- _How to complete this task_
Pull every line containing "汕头市琪缘化妆品有限公司" from the listing below.

[Excerpted data]

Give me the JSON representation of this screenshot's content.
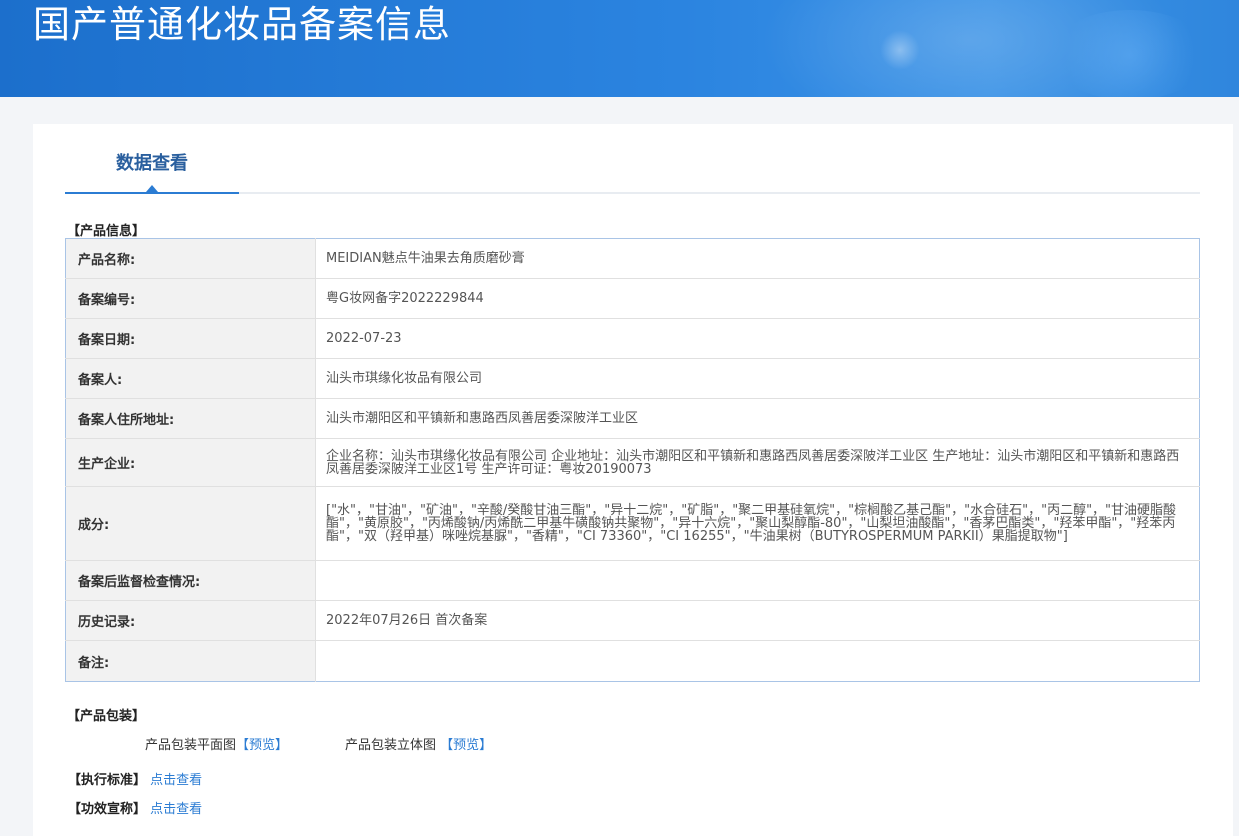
{
  "header": {
    "title": "国产普通化妆品备案信息"
  },
  "tabs": [
    {
      "label": "数据查看"
    }
  ],
  "product_info": {
    "section_title": "【产品信息】",
    "rows": [
      {
        "label": "产品名称:",
        "value": "MEIDIAN魅点牛油果去角质磨砂膏"
      },
      {
        "label": "备案编号:",
        "value": "粤G妆网备字2022229844"
      },
      {
        "label": "备案日期:",
        "value": "2022-07-23"
      },
      {
        "label": "备案人:",
        "value": "汕头市琪缘化妆品有限公司"
      },
      {
        "label": "备案人住所地址:",
        "value": "汕头市潮阳区和平镇新和惠路西凤善居委深陂洋工业区"
      },
      {
        "label": "生产企业:",
        "value": "企业名称：汕头市琪缘化妆品有限公司 企业地址：汕头市潮阳区和平镇新和惠路西凤善居委深陂洋工业区 生产地址：汕头市潮阳区和平镇新和惠路西凤善居委深陂洋工业区1号 生产许可证：粤妆20190073"
      },
      {
        "label": "成分:",
        "value": "[\"水\"，\"甘油\"，\"矿油\"，\"辛酸/癸酸甘油三酯\"，\"异十二烷\"，\"矿脂\"，\"聚二甲基硅氧烷\"，\"棕榈酸乙基己酯\"，\"水合硅石\"，\"丙二醇\"，\"甘油硬脂酸酯\"，\"黄原胶\"，\"丙烯酸钠/丙烯酰二甲基牛磺酸钠共聚物\"，\"异十六烷\"，\"聚山梨醇酯-80\"，\"山梨坦油酸酯\"，\"香茅巴酯类\"，\"羟苯甲酯\"，\"羟苯丙酯\"，\"双（羟甲基）咪唑烷基脲\"，\"香精\"，\"CI 73360\"，\"CI 16255\"，\"牛油果树（BUTYROSPERMUM PARKII）果脂提取物\"]"
      },
      {
        "label": "备案后监督检查情况:",
        "value": ""
      },
      {
        "label": "历史记录:",
        "value": "2022年07月26日 首次备案"
      },
      {
        "label": "备注:",
        "value": ""
      }
    ]
  },
  "packaging": {
    "section_title": "【产品包装】",
    "flat_label": "产品包装平面图",
    "flat_link": "【预览】",
    "three_d_label": "产品包装立体图",
    "three_d_link": "【预览】"
  },
  "standard": {
    "label": "【执行标准】",
    "link": "点击查看"
  },
  "efficacy": {
    "label": "【功效宣称】",
    "link": "点击查看"
  }
}
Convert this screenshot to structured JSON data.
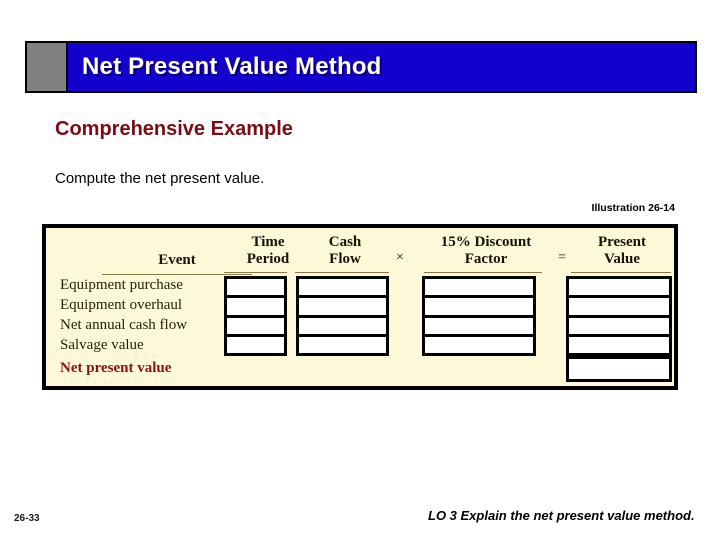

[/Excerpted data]

- _Output of the task_
        "value": "汕头市琪缘化妆品有限公司"
        "value": "企业名称：汕头市琪缘化妆品有限公司 企业地址：汕头市潮阳区和平镇新和惠路西凤善居委深陂洋工业区 生产地址：汕头市潮阳区和平镇新和惠路西凤善居委深陂洋工业区1号 生产许可证：粤妆20190073"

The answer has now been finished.